— Work instruction —
Every record must appear in your copy exactly as written, with no pictures.

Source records
┄┄┄┄┄┄┄┄┄┄

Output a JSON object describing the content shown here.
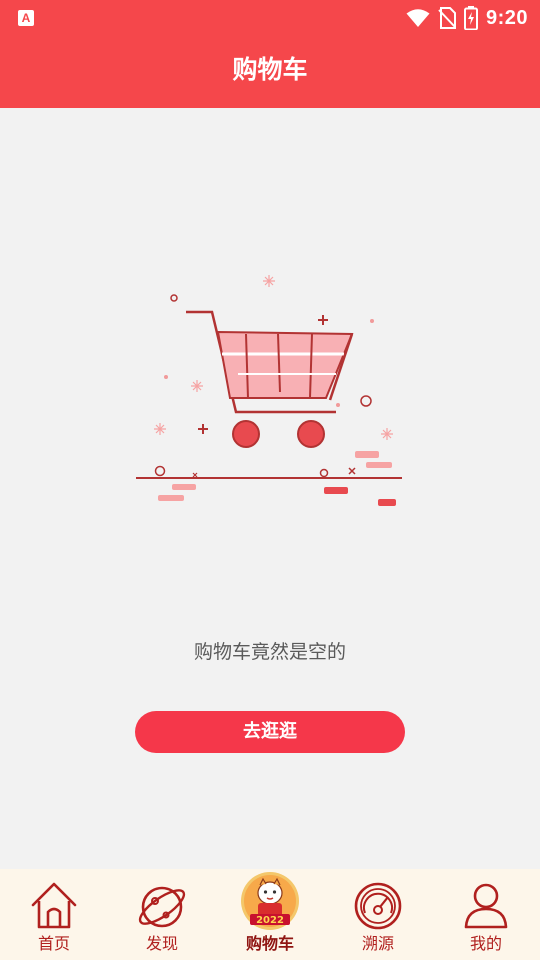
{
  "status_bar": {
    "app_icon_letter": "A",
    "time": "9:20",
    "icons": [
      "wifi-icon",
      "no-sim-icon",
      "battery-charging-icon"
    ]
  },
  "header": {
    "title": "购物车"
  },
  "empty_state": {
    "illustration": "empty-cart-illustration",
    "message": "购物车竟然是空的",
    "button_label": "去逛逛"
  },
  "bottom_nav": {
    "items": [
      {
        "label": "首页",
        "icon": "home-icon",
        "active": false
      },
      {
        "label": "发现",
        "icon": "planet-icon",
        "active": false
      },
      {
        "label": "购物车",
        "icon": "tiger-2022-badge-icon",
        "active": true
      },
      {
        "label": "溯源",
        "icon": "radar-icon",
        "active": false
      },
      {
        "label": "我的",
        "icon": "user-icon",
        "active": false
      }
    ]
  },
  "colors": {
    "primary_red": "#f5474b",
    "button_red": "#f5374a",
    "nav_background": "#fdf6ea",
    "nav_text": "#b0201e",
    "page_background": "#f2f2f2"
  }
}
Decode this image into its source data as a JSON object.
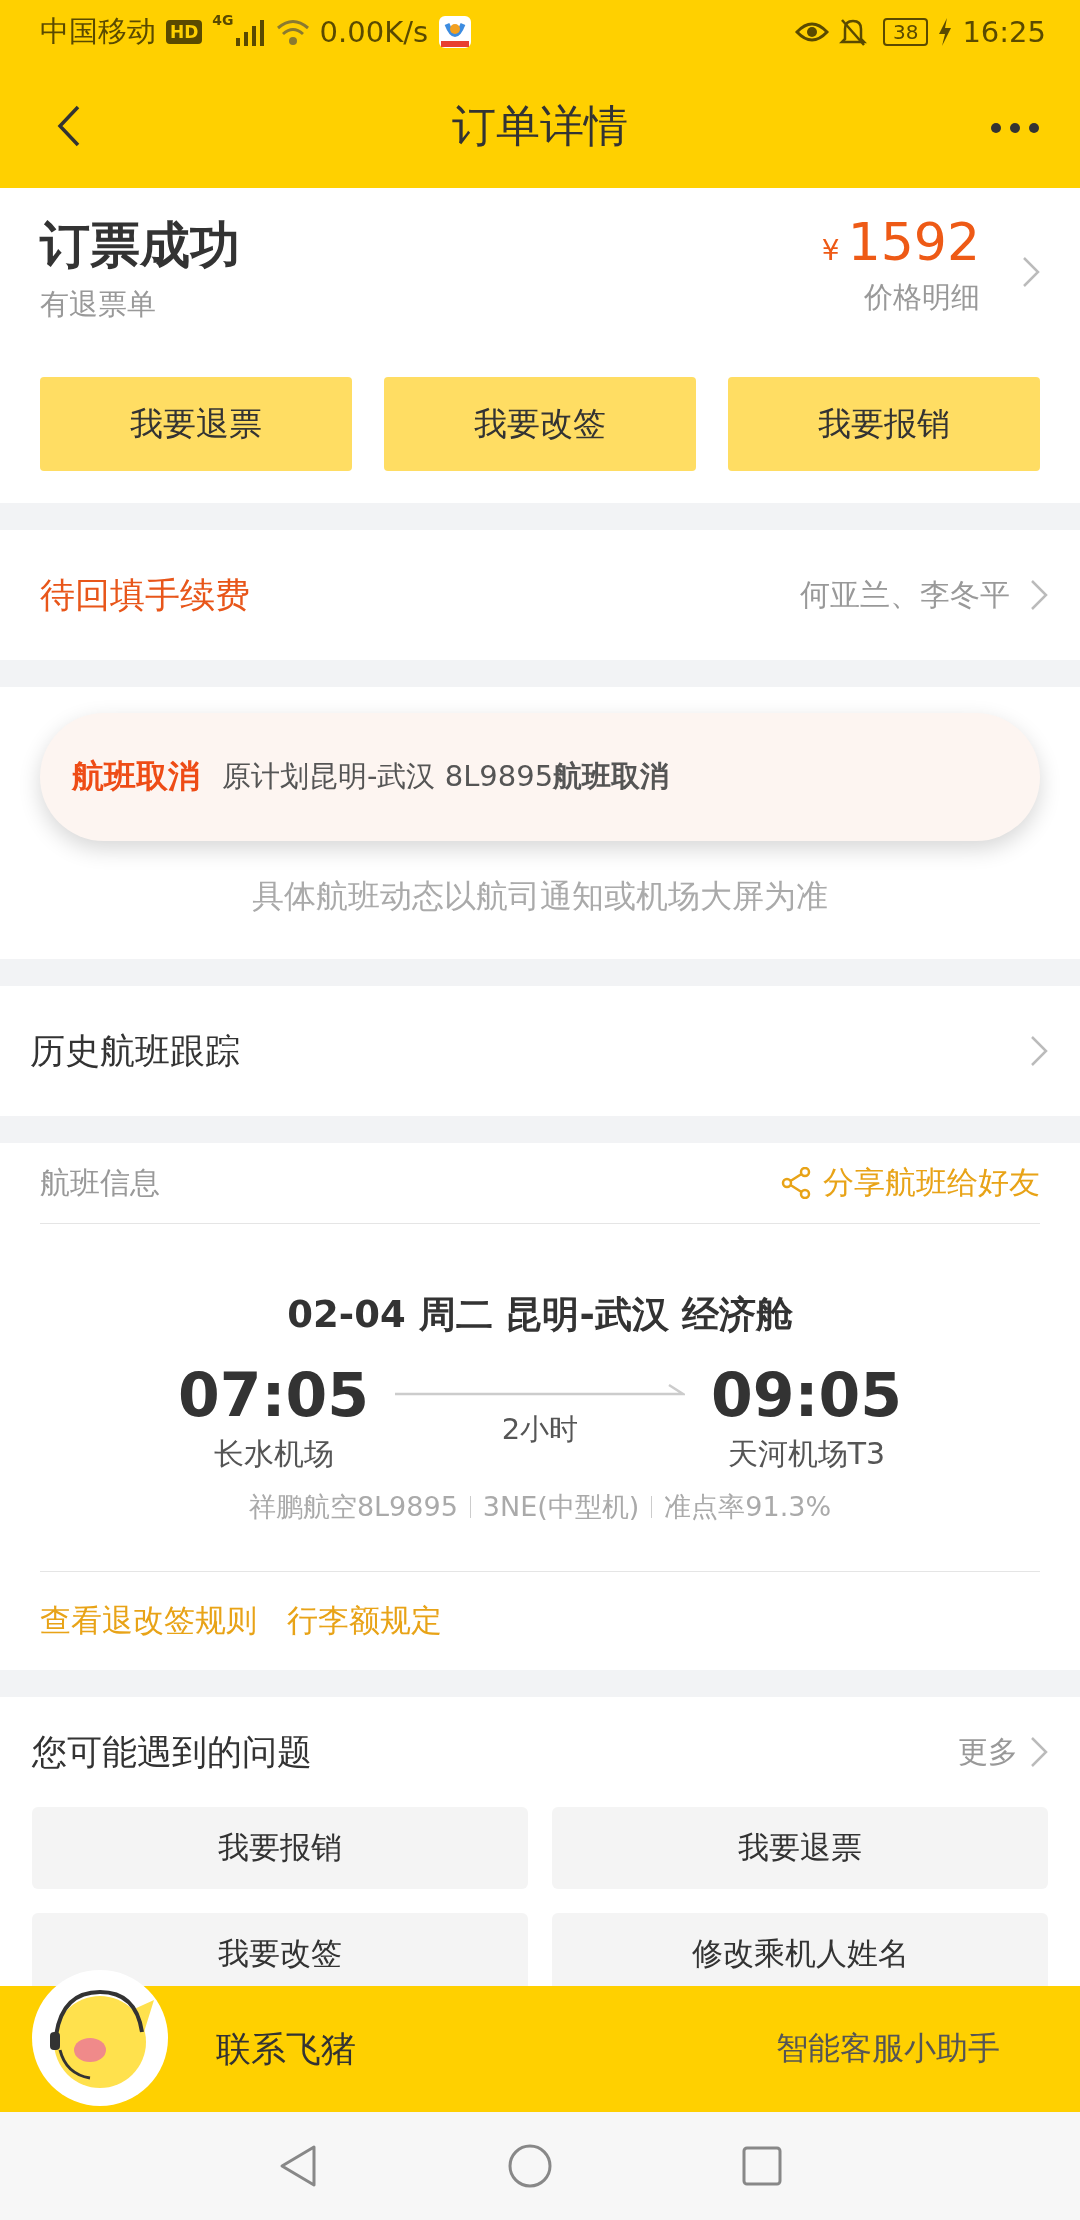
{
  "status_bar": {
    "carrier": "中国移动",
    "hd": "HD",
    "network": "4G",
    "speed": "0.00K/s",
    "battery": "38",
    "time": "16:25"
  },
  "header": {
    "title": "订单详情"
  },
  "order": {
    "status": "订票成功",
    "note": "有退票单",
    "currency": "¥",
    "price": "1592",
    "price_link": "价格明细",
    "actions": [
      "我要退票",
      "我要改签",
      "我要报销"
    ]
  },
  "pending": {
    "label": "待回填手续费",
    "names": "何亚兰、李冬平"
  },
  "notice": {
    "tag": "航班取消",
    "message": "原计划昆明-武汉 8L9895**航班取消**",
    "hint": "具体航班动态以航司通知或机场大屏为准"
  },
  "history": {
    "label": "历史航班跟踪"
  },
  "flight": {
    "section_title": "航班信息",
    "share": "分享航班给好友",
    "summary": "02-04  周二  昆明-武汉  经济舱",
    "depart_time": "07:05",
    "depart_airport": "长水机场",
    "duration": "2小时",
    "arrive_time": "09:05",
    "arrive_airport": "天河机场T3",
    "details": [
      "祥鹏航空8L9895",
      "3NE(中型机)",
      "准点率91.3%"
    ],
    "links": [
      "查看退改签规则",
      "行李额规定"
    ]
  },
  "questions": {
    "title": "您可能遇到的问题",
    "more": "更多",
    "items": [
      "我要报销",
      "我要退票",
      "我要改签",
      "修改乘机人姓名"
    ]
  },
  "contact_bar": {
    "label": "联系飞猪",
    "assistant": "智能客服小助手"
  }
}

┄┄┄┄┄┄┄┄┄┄

— Reply to the task —
Output a JSON object describing the content shown here.
{
  "status_bar": {
    "app_icon_letter": "A",
    "time": "9:20",
    "icons": [
      "wifi-icon",
      "no-sim-icon",
      "battery-charging-icon"
    ]
  },
  "header": {
    "title": "购物车"
  },
  "empty_state": {
    "illustration": "empty-cart-illustration",
    "message": "购物车竟然是空的",
    "button_label": "去逛逛"
  },
  "bottom_nav": {
    "items": [
      {
        "label": "首页",
        "icon": "home-icon",
        "active": false
      },
      {
        "label": "发现",
        "icon": "planet-icon",
        "active": false
      },
      {
        "label": "购物车",
        "icon": "tiger-2022-badge-icon",
        "active": true
      },
      {
        "label": "溯源",
        "icon": "radar-icon",
        "active": false
      },
      {
        "label": "我的",
        "icon": "user-icon",
        "active": false
      }
    ]
  },
  "colors": {
    "primary_red": "#f5474b",
    "button_red": "#f5374a",
    "nav_background": "#fdf6ea",
    "nav_text": "#b0201e",
    "page_background": "#f2f2f2"
  }
}
Decode this image into its source data as a JSON object.
{
  "status_bar": {
    "carrier": "中国移动",
    "hd": "HD",
    "network": "4G",
    "speed": "0.00K/s",
    "battery": "38",
    "time": "16:25"
  },
  "header": {
    "title": "订单详情"
  },
  "order": {
    "status": "订票成功",
    "note": "有退票单",
    "currency": "¥",
    "price": "1592",
    "price_link": "价格明细",
    "actions": [
      "我要退票",
      "我要改签",
      "我要报销"
    ]
  },
  "pending": {
    "label": "待回填手续费",
    "names": "何亚兰、李冬平"
  },
  "notice": {
    "tag": "航班取消",
    "message": "原计划昆明-武汉 8L9895**航班取消**",
    "hint": "具体航班动态以航司通知或机场大屏为准"
  },
  "history": {
    "label": "历史航班跟踪"
  },
  "flight": {
    "section_title": "航班信息",
    "share": "分享航班给好友",
    "summary": "02-04  周二  昆明-武汉  经济舱",
    "depart_time": "07:05",
    "depart_airport": "长水机场",
    "duration": "2小时",
    "arrive_time": "09:05",
    "arrive_airport": "天河机场T3",
    "details": [
      "祥鹏航空8L9895",
      "3NE(中型机)",
      "准点率91.3%"
    ],
    "links": [
      "查看退改签规则",
      "行李额规定"
    ]
  },
  "questions": {
    "title": "您可能遇到的问题",
    "more": "更多",
    "items": [
      "我要报销",
      "我要退票",
      "我要改签",
      "修改乘机人姓名"
    ]
  },
  "contact_bar": {
    "label": "联系飞猪",
    "assistant": "智能客服小助手"
  }
}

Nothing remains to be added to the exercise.